Sunday, April 17, 2016

VR seems to be a disappointment

Consider that the first development kit of the Oculus Rift came out in late 2012. That means that game developers have had over three years of time to add VR support to their games. It was expected that when the Rift, and the Vive, launched, there would be a plethora of games supporting it.

Where are they?

The amount of launch titles for the Rift is pitiably small. The launch titles for the Vive is even smaller. And we are talking here about all games, not just big-budget triple-A ones.

Over three years of development time. So where are all these games with VR support?

On the contrary, many companies that initially announced VR support have abandoned it at the last stretch. Consider, for example, Doom3 and Doom4. From the very beginning id Software announced that they would add full VR support to both games, and they were working closely with Oculus to make it happen. Now VR support has been abandoned in one case, and cancelled in the other.

It seems to be that the general message from most game companies is that they will not be adding support to their existing games. And probably not even for any of their future mainstream games (ie. ones that are not VR exclusive). They are not explicitly boycotting VR (because that's not the reason behind it), but it almost feels like it. For all intents and purposes it's effectively a boycott, even if it's not deliberately intended as such.

(Why are they pretty much "boycotting" VR, you might ask? Because "it causes nausea" when VR is used in traditional games where movement is controlled with keyboard+mouse or a gamepad. At least it does so for some people. Therefore nobody can be given even the option to try. I get the impression that HTC/Valve, and possibly Oculus, have pretty much scared game developers away from adding support to existing games.)

For years I have been excited and expecting to experience VR in my favorite games. I could only imagine how it would be to experience games like Portal 2, Alien Isolation, Mirror's Edge and Skyrim in stereo vision. But now all the game developers are pretty much giving me the middle finger and are deliberately not adding support, and even canceling or abandoning the support that had already been developed. They are not going to give me even the option to try.

To me all this feels like VR has already failed.
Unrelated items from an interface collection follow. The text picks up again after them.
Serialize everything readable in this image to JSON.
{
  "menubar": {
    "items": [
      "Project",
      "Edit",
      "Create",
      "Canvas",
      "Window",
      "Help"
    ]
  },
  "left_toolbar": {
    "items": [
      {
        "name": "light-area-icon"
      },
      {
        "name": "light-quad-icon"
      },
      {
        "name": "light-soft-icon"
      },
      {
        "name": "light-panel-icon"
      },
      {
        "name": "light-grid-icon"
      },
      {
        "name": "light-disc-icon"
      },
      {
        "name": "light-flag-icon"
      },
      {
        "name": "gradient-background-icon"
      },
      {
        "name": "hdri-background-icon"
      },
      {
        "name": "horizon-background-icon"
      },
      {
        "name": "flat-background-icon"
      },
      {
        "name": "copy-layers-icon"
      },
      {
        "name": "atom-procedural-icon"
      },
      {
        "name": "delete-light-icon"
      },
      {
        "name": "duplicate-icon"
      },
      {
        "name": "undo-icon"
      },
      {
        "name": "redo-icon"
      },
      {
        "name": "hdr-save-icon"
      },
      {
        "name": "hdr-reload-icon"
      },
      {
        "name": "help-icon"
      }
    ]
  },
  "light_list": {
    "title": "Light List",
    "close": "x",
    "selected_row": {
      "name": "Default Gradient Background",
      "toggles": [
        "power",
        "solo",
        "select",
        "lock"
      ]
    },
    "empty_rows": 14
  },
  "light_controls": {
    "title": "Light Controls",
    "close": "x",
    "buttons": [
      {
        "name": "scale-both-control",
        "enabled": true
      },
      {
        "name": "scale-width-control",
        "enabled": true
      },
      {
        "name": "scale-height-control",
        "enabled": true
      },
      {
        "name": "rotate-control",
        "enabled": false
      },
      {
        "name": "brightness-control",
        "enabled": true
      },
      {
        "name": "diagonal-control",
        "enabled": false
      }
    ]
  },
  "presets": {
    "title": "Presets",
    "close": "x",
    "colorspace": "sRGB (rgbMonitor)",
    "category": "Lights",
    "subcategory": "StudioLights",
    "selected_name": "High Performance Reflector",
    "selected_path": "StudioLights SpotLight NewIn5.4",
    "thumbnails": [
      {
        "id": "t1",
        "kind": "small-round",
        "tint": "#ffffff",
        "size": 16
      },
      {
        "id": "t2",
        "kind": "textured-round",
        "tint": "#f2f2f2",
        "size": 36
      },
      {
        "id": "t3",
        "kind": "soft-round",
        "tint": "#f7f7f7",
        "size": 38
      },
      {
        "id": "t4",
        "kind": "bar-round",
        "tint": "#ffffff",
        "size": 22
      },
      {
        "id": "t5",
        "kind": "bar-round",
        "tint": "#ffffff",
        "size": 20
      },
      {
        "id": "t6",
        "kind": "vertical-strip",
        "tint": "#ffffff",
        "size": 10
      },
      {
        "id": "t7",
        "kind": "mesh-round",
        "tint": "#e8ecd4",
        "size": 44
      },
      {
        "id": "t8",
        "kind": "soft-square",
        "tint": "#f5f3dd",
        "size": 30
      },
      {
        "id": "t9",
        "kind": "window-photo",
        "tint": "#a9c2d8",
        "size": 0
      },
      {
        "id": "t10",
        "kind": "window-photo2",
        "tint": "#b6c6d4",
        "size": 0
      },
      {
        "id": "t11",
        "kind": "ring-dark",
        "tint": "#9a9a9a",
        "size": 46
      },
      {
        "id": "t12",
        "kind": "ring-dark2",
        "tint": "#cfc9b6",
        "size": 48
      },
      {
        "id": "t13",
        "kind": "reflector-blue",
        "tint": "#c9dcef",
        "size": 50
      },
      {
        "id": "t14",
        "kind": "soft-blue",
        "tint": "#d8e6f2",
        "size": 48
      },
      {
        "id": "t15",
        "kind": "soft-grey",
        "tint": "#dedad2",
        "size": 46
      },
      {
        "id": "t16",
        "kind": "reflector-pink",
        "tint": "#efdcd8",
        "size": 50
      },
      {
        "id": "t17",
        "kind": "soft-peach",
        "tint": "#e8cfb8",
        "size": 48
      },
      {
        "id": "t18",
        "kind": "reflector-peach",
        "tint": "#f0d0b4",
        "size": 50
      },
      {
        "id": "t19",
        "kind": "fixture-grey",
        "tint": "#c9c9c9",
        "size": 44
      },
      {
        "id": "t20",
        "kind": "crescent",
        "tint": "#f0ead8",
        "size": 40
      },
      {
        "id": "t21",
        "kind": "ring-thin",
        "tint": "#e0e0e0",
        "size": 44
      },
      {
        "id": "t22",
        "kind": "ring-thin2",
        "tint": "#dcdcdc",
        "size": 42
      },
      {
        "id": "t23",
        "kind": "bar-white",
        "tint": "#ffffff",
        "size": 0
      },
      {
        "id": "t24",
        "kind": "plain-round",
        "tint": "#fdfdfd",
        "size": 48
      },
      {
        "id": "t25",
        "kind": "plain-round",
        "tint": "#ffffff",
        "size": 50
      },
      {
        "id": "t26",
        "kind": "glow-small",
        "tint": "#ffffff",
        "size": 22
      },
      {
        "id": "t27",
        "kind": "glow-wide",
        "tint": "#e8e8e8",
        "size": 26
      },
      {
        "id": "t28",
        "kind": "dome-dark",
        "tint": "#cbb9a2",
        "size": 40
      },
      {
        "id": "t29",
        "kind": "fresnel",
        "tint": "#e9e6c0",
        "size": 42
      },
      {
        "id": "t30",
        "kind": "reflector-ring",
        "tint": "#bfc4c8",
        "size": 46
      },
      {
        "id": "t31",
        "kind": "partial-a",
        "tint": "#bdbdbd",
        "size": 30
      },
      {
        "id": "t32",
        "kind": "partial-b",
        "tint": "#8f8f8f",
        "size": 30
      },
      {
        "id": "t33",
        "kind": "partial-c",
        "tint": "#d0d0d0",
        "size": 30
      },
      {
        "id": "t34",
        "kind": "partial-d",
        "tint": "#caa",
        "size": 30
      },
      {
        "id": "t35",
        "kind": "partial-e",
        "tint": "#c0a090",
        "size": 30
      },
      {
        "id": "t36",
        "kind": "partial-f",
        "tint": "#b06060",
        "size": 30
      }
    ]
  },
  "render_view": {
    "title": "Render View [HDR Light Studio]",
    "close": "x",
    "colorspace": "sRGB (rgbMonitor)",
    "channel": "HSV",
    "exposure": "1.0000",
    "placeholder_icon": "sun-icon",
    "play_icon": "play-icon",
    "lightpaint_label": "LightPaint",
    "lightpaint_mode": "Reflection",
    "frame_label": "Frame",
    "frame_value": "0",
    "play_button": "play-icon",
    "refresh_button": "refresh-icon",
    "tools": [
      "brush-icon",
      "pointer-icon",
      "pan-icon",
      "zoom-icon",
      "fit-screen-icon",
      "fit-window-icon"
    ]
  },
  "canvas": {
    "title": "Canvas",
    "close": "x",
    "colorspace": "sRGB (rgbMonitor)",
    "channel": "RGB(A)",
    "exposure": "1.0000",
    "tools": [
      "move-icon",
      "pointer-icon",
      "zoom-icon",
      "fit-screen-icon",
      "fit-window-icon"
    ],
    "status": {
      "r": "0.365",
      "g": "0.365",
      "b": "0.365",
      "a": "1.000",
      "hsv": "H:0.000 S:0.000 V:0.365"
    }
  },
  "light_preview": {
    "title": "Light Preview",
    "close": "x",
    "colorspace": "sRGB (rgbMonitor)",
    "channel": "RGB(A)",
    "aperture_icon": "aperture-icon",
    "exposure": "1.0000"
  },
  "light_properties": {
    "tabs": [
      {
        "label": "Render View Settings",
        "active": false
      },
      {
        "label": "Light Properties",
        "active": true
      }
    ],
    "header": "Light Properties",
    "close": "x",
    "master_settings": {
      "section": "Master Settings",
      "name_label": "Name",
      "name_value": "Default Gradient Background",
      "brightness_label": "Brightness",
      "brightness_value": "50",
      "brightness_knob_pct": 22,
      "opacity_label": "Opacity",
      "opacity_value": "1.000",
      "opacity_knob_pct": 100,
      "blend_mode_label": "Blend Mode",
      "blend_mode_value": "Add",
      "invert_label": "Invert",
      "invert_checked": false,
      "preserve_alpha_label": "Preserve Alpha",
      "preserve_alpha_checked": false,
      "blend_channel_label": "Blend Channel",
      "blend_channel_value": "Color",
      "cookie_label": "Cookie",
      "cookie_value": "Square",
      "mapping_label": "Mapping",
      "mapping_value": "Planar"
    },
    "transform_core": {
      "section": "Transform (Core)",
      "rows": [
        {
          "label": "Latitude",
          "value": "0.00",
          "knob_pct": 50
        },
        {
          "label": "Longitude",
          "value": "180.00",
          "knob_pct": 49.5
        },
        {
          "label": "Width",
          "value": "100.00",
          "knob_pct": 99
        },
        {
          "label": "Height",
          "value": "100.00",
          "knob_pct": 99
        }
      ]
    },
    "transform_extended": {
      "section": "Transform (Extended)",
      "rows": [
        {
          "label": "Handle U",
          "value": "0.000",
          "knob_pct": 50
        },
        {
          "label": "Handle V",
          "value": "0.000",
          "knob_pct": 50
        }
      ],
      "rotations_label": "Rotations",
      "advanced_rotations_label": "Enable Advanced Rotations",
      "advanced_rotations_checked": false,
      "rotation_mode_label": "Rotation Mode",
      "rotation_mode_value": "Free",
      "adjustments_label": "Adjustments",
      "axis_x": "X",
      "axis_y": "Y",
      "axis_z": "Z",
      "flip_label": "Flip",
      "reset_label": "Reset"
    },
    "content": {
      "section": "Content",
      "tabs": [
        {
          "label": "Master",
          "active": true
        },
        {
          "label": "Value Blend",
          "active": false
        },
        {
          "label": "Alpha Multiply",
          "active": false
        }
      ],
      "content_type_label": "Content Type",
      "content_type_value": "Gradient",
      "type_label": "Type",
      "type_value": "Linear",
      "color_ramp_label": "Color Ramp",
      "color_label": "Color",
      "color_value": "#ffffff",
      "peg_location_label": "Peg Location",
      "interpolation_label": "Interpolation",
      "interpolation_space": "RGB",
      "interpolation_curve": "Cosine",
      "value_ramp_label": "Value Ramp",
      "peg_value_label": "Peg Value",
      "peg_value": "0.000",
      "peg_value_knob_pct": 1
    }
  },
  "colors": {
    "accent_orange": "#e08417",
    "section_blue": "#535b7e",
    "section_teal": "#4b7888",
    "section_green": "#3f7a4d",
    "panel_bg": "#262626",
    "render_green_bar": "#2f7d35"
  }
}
Game developers have lost interest and are for all intents and purposes "boycotting" it in practice, projects that have been ongoing for years have been abandoned and canceled, HTC/Valve is pretty much boycotting the mainstream gaming market, and the devices are humongously expensive.

If this doesn't reek of failure, I don't know what does.

(I'm not saying the VR will definitely fail. It might well not. It might become really successful. I'm just saying that so far it reeks badly of failure and disappointment. The early warning signs are there. The same warning signs as with the infamous Kinect and PlayStation Vita.)

Needless to say, all this has pretty much killed my passion for VR. If my excitement about VR was 100% months ago, it dropped like to 50% once I saw the launch prices of both the Rift and the Vive, and it dropped to less than 10% once I found out that most companies are pretty much boycotting VR, and I'm never going to experience my all-time favorite games with it (unless someone else adds the support).


  1. I believe that the reason some of those first person shooter companies pulled out is because VR is not very good for those kind of games... Just that, not that VR is bad, just not good for Doom-like games.

    Oh, have you tried the Vive? Its a game changer IMO. We will see as these get used by more and more people. I think it will make a substantial mark and have a lot of staying power. Like the automobile!

    1. Whether the Vive will be enormously successful, or whether its hype will fade, relegating it to just a vehicle simulator game accessory, is yet to be seen.

      I'm not confident that the "room scale VR" has any future, for the exact same reason that the Kinect didn't have any future and failed. You might get some decent golf game with it, but that's about it. Really don't see a plethora of triple-A games using that mechanic. (I may well be wrong, but that's just how I see it at this moment.)

      But perhaps there is light at the end of the tunnel. It's possible that the Rift, and especially the PS VR, will indirectly cause the Vive to also be successful. Especially the PS VR is promoting sit-down experiences, which is the total opposite of what the Vive is promoting. The only real future I see with VR is with sit-down games.

      I just wish that game developers added VR support to all the games I love. But it seems that they won't, and that really has killed my passion for VR. At this moment in time, it's a huge disappointment.